Washington, DC – As Congress prepares a new round of unilateral Iran sanctions, two top State Department officials discussed the Obama administration’s approach to Iran’s human rights situation last Wednesday before the Middle East subcommittee of Senate Foreign Relations Committee.
The officials highlighted the recent successful establishment of a United Nations human rights monitor, which Middle East Subcommittee Chairman Bob Casey called a “significant achievement.”
Michael Posner, the Assistant Secretary for Democracy, Human Rights, and Labor, noted that the Iranian government devoted enormous diplomatic resources to defeat the monitor’s establishment, but that key states that Iran counted on to obstruct the measure had crossed over to support it.
“It’s really extraordinary for the [Iranian] government to put so much diplomatic capitol to defeating it,” Posner said. “That to me says there is a sensitivity or vulnerability to multilateral action, which is much greater than just the U.S. or EU criticizing them.”
Deputy Assistant Secretary Philo Dibble, who heads the State Department’s Iran desk, said the monitor provides “another mechanism that will force the Iranian government to talk to the international community” about human rights. He noted what he called an important “new phenomena” in which Brazil and other leaders of the Non-Aligned Movement are beginning to join efforts to press Iran on human rights. “We will be looking at how to work with them and with others to advance this issue even further,” he said.
Some in Congress, however, are frustrated that the Obama Administration has not taken more unilateral steps to press Iran on the nuclear issue and on human rights abuses. The Senate Banking Committee recently threatened to block the nomination of the Treasury’s top official in charge of economic sanctions on Iran if the U.S. does not impose new sanctions on foreign banks. And Casey noted that he and others in the Senate had called for further U.S. sanctions on Iranian human rights violators. A new package of Iran sanctions being proposed in the House and Senate would weaken the President’s authority to decide how to impose certain sanctions.
Casey asked the officials how Congress could productively intervene with new sanctions legislation, to which Dibble responded, “we think we have the authority we require.” He acknowledged, “we’ll be happy to continue our conversation with the Senate and the House to see what more can be accomplished.”

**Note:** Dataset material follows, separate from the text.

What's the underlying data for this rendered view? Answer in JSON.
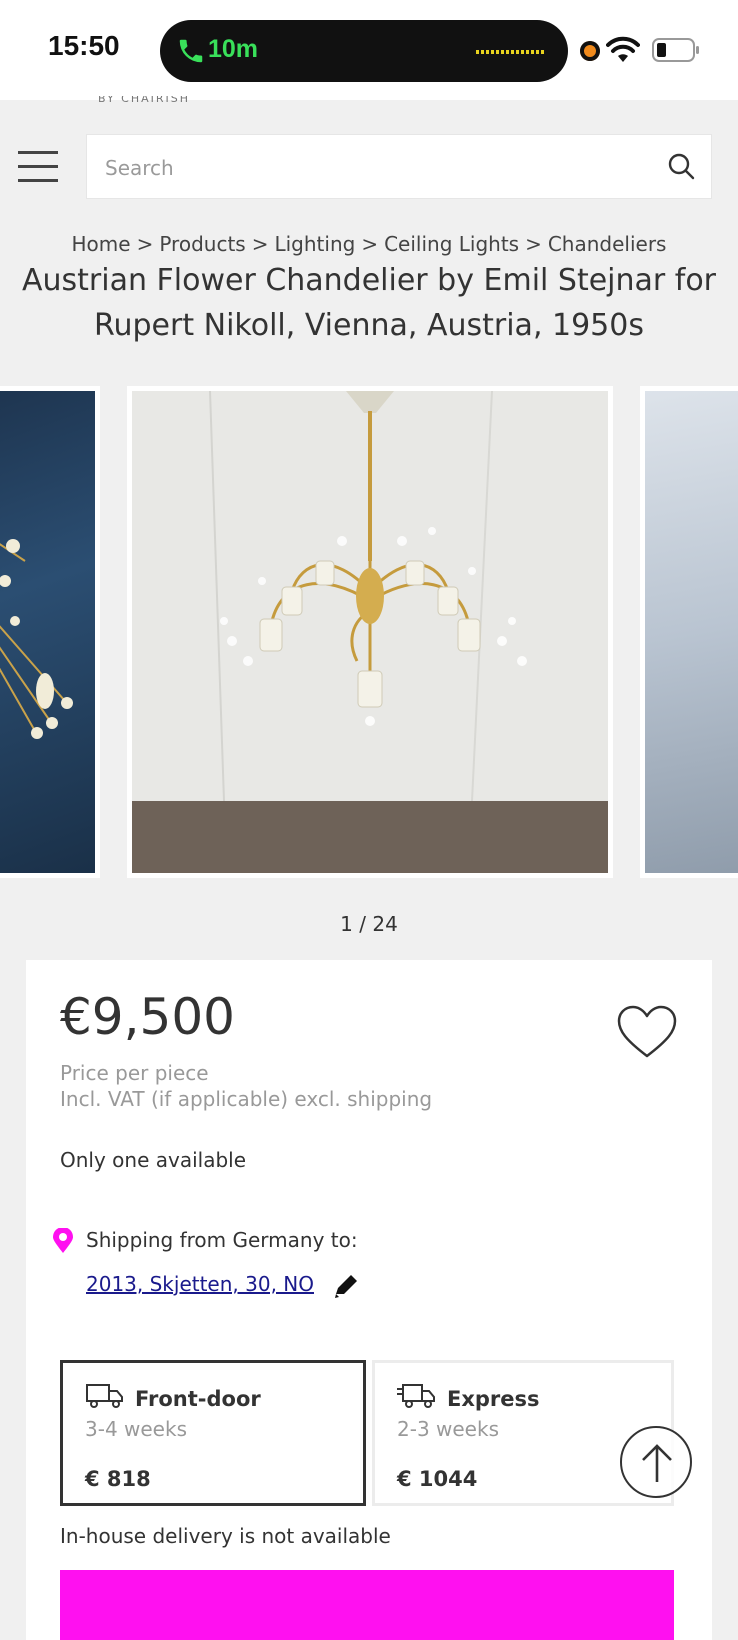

The new sanctions package will likely include a measure introduced last week by Senator Mark Kirk that would organize Iran human rights efforts under a new U.S. Special Representative on Human Rights and Democracy in Iran. The official would be charged with encouraging foreign governments to sever diplomatic relations and impose economic sanctions on Iran. Green Movement leaders have warned that isolation policies have only made human rights and democracy efforts more difficult.
Casey asked whether Iran human rights policy should be focused under a single office, saying, “unless there’s one person, or one office, that is charged with the overall responsibility, I think there will be some concerns that will continue.”
But Posner cautioned against consolidating the efforts into a new position. “The main messengers here are the President and the Secretary of State. There is no issue, in my portfolio on human rights, where the President and Secretary of State have been more outspoken more often. And I want to keep it that way,” he said. “If we send a signal that the most senior officials in our government are paying attention, as they are, I think that’s actually the most powerful message we can send.”
Also testifying at the hearing was a second panel that included Kambiz Hosseini, the co-host of the VOA Persian show Parazit, and Rudi Bakthiar of the International Campaign on Human Rights in Iran.
Bakhtiar urged for satellite Internet service to be provided in Iran to allow Iranians to circumvent government filtering. “As long as the Internet is carried through fiber optics, we have to find a way to counter that, because fiber optics will always allow a government to block it and always has the ability to be controlled by the government,” she said. “So the sooner we invest in wireless technology, the better.”
Hosseini said that one of his goals for Parazit is “trying to win the hearts and minds” of poorer Iranians, including basijis and plainclothes officers, who support Iran’s government out of economic necessity. “Morally, sometimes, they know that this is wrong, what they’re doing,” he said. “But they’re getting paid, they have to survive. And we’re trying to reach out to them.”